Set down the full data below exactly as given, please.

Start of Entries supplied

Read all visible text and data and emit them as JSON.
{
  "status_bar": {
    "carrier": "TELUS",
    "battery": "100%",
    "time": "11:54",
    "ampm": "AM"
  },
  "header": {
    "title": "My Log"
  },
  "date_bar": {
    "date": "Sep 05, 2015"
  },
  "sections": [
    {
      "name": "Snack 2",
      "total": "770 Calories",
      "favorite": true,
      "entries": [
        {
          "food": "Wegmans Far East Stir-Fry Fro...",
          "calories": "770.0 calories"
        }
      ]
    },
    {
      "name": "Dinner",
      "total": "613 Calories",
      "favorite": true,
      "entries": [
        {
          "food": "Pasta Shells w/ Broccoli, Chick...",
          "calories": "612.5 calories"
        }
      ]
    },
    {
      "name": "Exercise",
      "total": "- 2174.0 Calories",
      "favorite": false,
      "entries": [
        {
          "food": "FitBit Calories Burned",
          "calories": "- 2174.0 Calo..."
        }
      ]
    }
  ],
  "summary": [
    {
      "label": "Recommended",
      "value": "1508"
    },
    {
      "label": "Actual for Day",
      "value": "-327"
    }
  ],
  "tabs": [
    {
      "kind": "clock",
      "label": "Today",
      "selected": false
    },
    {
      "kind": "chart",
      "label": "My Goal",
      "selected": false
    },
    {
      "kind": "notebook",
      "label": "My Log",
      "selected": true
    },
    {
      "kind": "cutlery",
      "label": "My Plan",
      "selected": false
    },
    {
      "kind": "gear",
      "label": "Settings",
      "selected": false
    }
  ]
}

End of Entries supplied

Output for this task:
Read all visible text and data and emit them as JSON.
{
  "status_bar": {
    "carrier": "TELUS",
    "battery": "100%",
    "time": "11:54",
    "ampm": "AM"
  },
  "header": {
    "title": "My Log"
  },
  "date_bar": {
    "date": "Sep 05, 2015"
  },
  "sections": [
    {
      "name": "Snack 2",
      "total": "770 Calories",
      "favorite": true,
      "entries": [
        {
          "food": "Wegmans Far East Stir-Fry Fro...",
          "calories": "770.0 calories"
        }
      ]
    },
    {
      "name": "Dinner",
      "total": "613 Calories",
      "favorite": true,
      "entries": [
        {
          "food": "Pasta Shells w/ Broccoli, Chick...",
          "calories": "612.5 calories"
        }
      ]
    },
    {
      "name": "Exercise",
      "total": "- 2174.0 Calories",
      "favorite": false,
      "entries": [
        {
          "food": "FitBit Calories Burned",
          "calories": "- 2174.0 Calo..."
        }
      ]
    }
  ],
  "summary": [
    {
      "label": "Recommended",
      "value": "1508"
    },
    {
      "label": "Actual for Day",
      "value": "-327"
    }
  ],
  "tabs": [
    {
      "kind": "clock",
      "label": "Today",
      "selected": false
    },
    {
      "kind": "chart",
      "label": "My Goal",
      "selected": false
    },
    {
      "kind": "notebook",
      "label": "My Log",
      "selected": true
    },
    {
      "kind": "cutlery",
      "label": "My Plan",
      "selected": false
    },
    {
      "kind": "gear",
      "label": "Settings",
      "selected": false
    }
  ]
}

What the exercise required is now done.